Mamer Kazakh folk

Mamer: Making a New Tradition with Modern Grassland Music

Published: July 22, 2022

Singer, songwriter, and multi-instrumentalist Mamer Rayes has been an active musician for more than 30 years. While his style of music has shifted over time, it remains deeply rooted in the language, instruments, and folklore of the Khazak culture in which he was raised.

Mamer was born in Xinjiang, an autonomous region of northwestern China. One of ten children in his family, he grew up surrounded by folk songs and stories and playing traditional instruments like the dombyra lute (Kazakh: домбыра). Xinjiang is home to many different languages and traditions — Kazakhs are among the nearly 40 different ethnic groups that reside there, including Mongolians, Khalka, Uighurs, Uzbeks, Tatars, and Russians. Much of Mamer’s music is sung in Kazakh, his native language, and he cites the Khazak folk songs he heard in the grasslands of his hometown Qitai as his inspiration. “I always stay awhile with the old people in the mountains, learning their songs and traditions,” he describes in an interview with Realworld Records, who produced his album Eagle in 2009. “Without this a whole way of life will be lost to the young generation.
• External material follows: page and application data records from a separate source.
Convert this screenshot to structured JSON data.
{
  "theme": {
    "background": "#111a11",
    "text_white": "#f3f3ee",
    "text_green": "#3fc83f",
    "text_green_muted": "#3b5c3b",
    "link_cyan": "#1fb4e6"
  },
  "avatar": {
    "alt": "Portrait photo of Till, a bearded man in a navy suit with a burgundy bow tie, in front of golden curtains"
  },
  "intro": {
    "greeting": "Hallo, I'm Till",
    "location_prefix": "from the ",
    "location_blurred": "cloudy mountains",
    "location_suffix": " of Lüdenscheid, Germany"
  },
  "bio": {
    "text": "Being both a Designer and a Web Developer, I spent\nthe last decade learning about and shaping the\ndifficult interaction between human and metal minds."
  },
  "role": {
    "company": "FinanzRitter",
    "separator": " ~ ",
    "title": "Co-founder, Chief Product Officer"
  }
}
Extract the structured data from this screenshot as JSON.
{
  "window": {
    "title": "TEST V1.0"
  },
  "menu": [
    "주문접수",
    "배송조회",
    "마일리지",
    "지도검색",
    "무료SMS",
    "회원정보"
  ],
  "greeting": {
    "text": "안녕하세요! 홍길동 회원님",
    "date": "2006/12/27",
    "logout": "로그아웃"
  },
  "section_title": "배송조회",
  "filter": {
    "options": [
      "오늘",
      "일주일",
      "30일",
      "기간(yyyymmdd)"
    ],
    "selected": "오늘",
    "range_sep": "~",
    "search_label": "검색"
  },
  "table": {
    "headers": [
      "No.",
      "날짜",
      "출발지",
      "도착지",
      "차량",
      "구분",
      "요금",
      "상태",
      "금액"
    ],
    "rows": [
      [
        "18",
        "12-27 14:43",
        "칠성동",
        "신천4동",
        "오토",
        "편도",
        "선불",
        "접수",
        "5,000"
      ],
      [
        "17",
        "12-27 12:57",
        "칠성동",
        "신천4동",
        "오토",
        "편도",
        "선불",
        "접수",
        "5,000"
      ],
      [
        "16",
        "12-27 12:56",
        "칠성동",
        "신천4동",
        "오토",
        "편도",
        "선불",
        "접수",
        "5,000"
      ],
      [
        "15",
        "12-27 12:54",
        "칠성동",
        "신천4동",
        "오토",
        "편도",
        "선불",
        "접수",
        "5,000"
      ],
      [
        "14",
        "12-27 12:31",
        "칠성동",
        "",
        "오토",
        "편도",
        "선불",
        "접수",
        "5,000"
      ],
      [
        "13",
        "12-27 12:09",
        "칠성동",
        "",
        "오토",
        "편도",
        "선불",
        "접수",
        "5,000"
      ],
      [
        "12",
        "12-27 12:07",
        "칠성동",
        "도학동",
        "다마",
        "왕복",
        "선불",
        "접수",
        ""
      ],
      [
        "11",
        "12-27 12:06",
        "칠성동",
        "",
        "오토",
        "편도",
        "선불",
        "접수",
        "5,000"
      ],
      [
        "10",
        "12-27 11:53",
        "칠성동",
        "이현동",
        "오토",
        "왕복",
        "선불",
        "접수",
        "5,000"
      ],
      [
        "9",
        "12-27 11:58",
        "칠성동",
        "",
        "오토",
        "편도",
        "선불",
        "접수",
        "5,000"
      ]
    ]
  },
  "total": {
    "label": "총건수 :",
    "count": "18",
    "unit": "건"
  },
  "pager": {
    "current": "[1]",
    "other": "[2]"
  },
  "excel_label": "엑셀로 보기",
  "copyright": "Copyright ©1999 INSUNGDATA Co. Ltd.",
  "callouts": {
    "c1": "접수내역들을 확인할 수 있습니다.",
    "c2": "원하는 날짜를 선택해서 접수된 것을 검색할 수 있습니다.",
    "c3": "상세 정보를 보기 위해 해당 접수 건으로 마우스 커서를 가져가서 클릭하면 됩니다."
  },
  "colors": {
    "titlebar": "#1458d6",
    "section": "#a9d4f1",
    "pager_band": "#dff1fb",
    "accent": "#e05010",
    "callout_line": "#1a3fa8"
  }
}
I want to breathe new life into the poems and songs I grew up with.”

As he approached adulthood, Mamer moved to Xinjiang’s capital city of Urumqi, where he started attending music college. He soon dropped out, and instead found voiceover work with a local TV station. Urumqi’s rock music scene was growing at the time, and Mamer gathered some renown as a talented guitarist. He made decent money playing for an 80s cover band, and he recorded his own original songs for the first time with a band called Jonggar (named after the Junggar Basin, where Qitai is located).

Soon Mamer gained the respect not only of rock musicians in Urumqi, but also of those in Beijing, where he moved in 2002. It was here that he formed his most well-renowned band, IZ. Named after the Kazkah word for “footprints,” IZ more specifically references “footprints left by tradition” and is widely thought to be the beginning of China’s alt-country genre of music. The band played contemporary arrangements of traditional Kazakh songs, utilizing not only dombyra but also the kobyz (Kazakh: қобыз) and jaw harp. Their first demo “Êdil-Jayeқ” (the title referring to two rivers: the Volga and the Ural) was recorded in 2003, and featured lyrics based on the work of 15th century Khazak poet Asan Kaigy.

This demo paved the way for a deal with Realworld Records, a British label, which in turn led to Mamer’s solo 2009 album “Eagle.” This was his only release to gain significant international acclaim. It is the bulk of his listens on music streamlining platforms like Spotify, where “Mountain Wind” and “Kargashai” are the most-listened tracks. On this album, he uses not a dombyra, but a guitar tuned to achieve the same sort of sound. “I use open tunings,” he says, “so although the sound is louder and more resonant the guitar becomes like a dombyra.”

Despite its commercial success, Mamer was not happy with Eagle. He didn’t like the “world music” context in which it was produced, which, in his opinion, both led to lower production quality and stereotypical perceptions. In his more recent work, his sound turns more experimental, featuring improvisation with everything from dombyra to electric guitar. Nonetheless, he continues to draw inspiration from old Kazakh songs and writing. “Although my band uses different instruments and sounds, my music is rooted in our tradition,” he affirms. “So we are creating a new style — a new music of the grasslands. We are making a new tradition.”

Mamer’s music can be found on Youtube, Spotify, and Amazon. His smaller albums and recordings can be found online in a profile for The Wire written by Mabu Li.

About the author

Mira Sneirson

Mira Sneirson, at the time she wrote for this site, was a recent graduate of Williams College in Massachusetts where she double-majored in Russian and Computer Science. While in college, she studied abroad in Tbilisi, Georgia through the Williams in Georgia program. A semi-retired theatre kid, she is an avid fan of Eurovision and hopes to someday work in the field of educational technology with a focus on language learning. The material produced here was written as part of an SRAS Online Research Internship.

Program attended: Online Internships

View all posts by: Mira Sneirson